So Autumn has arrived at last … and after another wonderful Summer of quilling-related events, it’s time for me to settle down to some quiet productivity once again. Over the next three months, I plan to finish work on my book – a comprehensive, practical guide to quilling techniques which I have been commissioned by a publisher to write. If everything goes according to plan, the book should be printed and available for purchase in the closing months of 2019. It’s an exciting prospect. So, too, is the opportunity that has recently arisen for me to market my quilled jewellery through a high-profile contemporary jewellery gallery. Both these activities look set to shape the path my life will take in the months to come.
If you follow my blog, you may recall that back in the Summer I was ‘adopted’ as an artist by the Polkadot Gallery in Taunton, Somerset, as part of this year’s Taunton Live Arts Festival. This amazing opportunity allowed me to showcase a specially-created collection of quilled and paper bead jewellery in the gallery’s shop window throughout the month of July, and during that period I was successful in achieving several sales. At the end of the month, I was delighted to be invited by the gallery owner to leave my remaining pieces there so that they could officially be taken into stock! Not only that, I was asked to make more and also to supply further items to Polkadot’s main gallery in Exeter, Devon.
One of the great benefits of working with the Polkadot team is the guidance they have given me in terms of developing jewellery styles which reflect current trends and are therefore most likely to sell. In particular, they have encouraged me to focus on developing cone-shaped beads which incorporate spiralling text within the design, alongside an unusual range of quilled solid coil and ring coil pieces which make innovative use of colour and metallic finishes. Sterling Silver chains and fittings also play an important part.
My cabinet at Polkadot’s Taunton gallery now contains the fruits of this collaboration, and I will be delivering further newly-developed stock to Exeter during October.

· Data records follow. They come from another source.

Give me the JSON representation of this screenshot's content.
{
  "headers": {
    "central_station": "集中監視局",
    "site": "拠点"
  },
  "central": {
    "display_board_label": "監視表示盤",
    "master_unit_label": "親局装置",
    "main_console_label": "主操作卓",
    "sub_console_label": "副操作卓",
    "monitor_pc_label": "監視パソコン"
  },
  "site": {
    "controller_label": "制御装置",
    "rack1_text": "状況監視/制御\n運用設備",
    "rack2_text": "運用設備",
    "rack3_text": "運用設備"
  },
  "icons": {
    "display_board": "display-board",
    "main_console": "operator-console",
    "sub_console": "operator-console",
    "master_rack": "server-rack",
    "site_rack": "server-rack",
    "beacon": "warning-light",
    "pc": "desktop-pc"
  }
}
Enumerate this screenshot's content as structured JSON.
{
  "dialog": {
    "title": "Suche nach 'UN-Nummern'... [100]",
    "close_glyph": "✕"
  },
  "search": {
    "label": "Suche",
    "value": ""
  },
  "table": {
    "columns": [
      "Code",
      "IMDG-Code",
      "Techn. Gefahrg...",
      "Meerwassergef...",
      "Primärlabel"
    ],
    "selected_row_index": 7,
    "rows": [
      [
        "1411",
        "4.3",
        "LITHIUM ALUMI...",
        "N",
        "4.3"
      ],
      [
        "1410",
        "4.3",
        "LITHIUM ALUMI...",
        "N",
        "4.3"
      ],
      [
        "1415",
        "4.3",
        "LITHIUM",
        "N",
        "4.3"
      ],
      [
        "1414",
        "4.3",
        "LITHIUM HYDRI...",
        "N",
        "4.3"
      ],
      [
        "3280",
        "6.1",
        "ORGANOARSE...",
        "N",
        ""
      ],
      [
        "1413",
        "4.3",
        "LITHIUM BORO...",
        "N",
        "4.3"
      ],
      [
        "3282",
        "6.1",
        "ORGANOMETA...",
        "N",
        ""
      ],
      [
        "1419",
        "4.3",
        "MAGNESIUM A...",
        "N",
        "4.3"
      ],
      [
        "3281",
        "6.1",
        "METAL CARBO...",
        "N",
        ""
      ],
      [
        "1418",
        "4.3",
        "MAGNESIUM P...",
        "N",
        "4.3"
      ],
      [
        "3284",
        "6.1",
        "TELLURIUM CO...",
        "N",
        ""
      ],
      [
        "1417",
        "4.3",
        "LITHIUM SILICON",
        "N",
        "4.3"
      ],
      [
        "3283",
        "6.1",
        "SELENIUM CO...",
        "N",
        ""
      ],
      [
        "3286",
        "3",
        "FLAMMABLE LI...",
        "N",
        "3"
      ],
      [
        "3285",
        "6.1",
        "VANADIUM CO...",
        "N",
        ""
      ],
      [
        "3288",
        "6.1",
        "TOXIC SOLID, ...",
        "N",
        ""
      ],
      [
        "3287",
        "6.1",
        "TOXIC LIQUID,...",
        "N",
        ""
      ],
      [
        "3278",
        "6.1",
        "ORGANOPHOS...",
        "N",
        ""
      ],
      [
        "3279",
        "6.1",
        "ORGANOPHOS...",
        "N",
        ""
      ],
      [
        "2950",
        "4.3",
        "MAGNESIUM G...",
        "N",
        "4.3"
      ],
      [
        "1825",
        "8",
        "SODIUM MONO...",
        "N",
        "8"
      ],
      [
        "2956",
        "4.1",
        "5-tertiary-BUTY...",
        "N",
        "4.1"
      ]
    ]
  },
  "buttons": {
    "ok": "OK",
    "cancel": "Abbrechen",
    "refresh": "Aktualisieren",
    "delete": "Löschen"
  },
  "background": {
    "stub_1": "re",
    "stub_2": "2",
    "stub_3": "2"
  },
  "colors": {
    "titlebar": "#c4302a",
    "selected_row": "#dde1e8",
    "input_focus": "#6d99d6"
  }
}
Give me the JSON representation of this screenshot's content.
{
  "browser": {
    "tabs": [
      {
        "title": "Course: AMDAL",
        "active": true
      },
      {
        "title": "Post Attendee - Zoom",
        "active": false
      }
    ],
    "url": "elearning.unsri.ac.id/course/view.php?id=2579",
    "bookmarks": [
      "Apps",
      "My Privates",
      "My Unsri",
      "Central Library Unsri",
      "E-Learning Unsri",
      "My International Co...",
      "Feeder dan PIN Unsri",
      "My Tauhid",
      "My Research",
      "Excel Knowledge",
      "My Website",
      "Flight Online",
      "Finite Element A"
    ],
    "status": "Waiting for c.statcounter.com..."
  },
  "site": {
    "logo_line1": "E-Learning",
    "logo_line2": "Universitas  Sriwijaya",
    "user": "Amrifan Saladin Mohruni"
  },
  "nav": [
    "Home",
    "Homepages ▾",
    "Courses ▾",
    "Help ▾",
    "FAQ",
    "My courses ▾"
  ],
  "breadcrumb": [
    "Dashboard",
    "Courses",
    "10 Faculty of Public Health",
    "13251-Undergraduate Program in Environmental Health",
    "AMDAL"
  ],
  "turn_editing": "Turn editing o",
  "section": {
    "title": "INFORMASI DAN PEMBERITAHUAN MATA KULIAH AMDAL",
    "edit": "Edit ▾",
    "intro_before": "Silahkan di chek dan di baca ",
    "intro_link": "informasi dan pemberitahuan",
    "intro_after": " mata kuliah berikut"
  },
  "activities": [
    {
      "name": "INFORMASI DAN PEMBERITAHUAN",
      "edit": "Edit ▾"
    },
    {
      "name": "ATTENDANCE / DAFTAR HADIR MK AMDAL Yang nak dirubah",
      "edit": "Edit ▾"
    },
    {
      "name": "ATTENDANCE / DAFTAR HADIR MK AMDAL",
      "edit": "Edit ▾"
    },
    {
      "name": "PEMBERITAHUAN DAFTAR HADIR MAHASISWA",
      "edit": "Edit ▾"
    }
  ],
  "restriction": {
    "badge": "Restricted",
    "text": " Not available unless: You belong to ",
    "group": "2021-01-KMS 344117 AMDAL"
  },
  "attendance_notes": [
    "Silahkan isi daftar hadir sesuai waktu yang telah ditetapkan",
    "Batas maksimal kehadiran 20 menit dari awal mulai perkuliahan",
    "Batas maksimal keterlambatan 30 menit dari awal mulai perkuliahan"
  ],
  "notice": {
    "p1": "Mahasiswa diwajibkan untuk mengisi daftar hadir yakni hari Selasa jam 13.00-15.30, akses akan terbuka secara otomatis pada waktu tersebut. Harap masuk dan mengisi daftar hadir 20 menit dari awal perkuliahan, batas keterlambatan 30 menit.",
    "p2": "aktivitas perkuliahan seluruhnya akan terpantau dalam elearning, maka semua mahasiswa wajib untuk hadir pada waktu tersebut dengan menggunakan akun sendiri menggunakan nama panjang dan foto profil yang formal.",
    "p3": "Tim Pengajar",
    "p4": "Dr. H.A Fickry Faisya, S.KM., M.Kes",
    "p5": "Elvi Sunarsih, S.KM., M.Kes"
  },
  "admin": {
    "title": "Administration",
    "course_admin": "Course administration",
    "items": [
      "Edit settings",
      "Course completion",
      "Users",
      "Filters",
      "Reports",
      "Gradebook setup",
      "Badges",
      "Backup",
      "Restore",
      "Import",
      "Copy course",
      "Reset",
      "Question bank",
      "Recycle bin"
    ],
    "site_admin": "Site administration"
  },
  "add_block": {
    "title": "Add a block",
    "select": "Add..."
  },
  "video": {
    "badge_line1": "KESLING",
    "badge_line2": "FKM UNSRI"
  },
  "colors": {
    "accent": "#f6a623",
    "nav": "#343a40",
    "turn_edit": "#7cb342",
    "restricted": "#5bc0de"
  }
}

Development of the conical beads has involved me in a great deal of experimentation, as it certainly is not easy to get text correctly distributed and spaced when you roll and expand the paper being used. Trial and error played a big role in the special promotional beads that Polkadot asked me to try and produce, but the successful result of this work can now be seen in the earrings pictured at the top of this post. I am particularly proud of them!